▶ _Exercise directions_: Report each line of the records below that uses the word "this".

▶ _Items from an interface collection_:
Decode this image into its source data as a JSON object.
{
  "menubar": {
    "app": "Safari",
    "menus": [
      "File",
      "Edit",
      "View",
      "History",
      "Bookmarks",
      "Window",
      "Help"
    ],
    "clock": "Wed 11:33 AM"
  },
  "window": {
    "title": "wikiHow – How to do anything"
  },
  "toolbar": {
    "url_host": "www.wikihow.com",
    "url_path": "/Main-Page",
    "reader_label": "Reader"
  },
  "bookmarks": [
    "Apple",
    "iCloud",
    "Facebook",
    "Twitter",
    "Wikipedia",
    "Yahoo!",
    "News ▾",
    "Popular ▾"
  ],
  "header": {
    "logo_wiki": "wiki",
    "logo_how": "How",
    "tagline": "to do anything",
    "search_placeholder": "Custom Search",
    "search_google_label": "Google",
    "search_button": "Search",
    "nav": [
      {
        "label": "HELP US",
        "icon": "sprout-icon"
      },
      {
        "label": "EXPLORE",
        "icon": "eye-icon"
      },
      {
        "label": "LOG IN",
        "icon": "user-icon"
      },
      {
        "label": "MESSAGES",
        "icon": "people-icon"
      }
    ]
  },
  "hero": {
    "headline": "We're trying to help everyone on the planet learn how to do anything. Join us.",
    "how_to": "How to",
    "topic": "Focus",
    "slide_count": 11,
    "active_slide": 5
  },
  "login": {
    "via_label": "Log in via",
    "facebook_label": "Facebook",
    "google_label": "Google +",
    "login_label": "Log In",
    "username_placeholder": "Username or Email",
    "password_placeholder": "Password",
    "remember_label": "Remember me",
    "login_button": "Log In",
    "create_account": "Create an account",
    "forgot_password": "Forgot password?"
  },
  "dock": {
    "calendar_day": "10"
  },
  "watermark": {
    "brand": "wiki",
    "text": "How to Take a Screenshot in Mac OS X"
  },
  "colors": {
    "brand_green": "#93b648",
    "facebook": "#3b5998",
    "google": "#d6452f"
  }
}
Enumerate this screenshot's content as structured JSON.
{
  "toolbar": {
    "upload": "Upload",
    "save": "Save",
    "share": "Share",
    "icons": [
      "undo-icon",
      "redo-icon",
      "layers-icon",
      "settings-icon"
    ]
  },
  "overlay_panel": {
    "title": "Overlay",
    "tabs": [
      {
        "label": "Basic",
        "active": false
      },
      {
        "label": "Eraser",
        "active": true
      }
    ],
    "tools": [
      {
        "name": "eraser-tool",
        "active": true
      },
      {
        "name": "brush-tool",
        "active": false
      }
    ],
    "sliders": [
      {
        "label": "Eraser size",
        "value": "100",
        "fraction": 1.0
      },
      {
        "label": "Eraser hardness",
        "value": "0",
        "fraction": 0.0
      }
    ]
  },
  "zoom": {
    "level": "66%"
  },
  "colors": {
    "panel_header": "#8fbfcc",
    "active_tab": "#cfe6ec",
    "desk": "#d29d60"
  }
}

▶ _Solved problem_:
Decode this image into its source data as a JSON object.
Enumerate this screenshot's content as structured JSON.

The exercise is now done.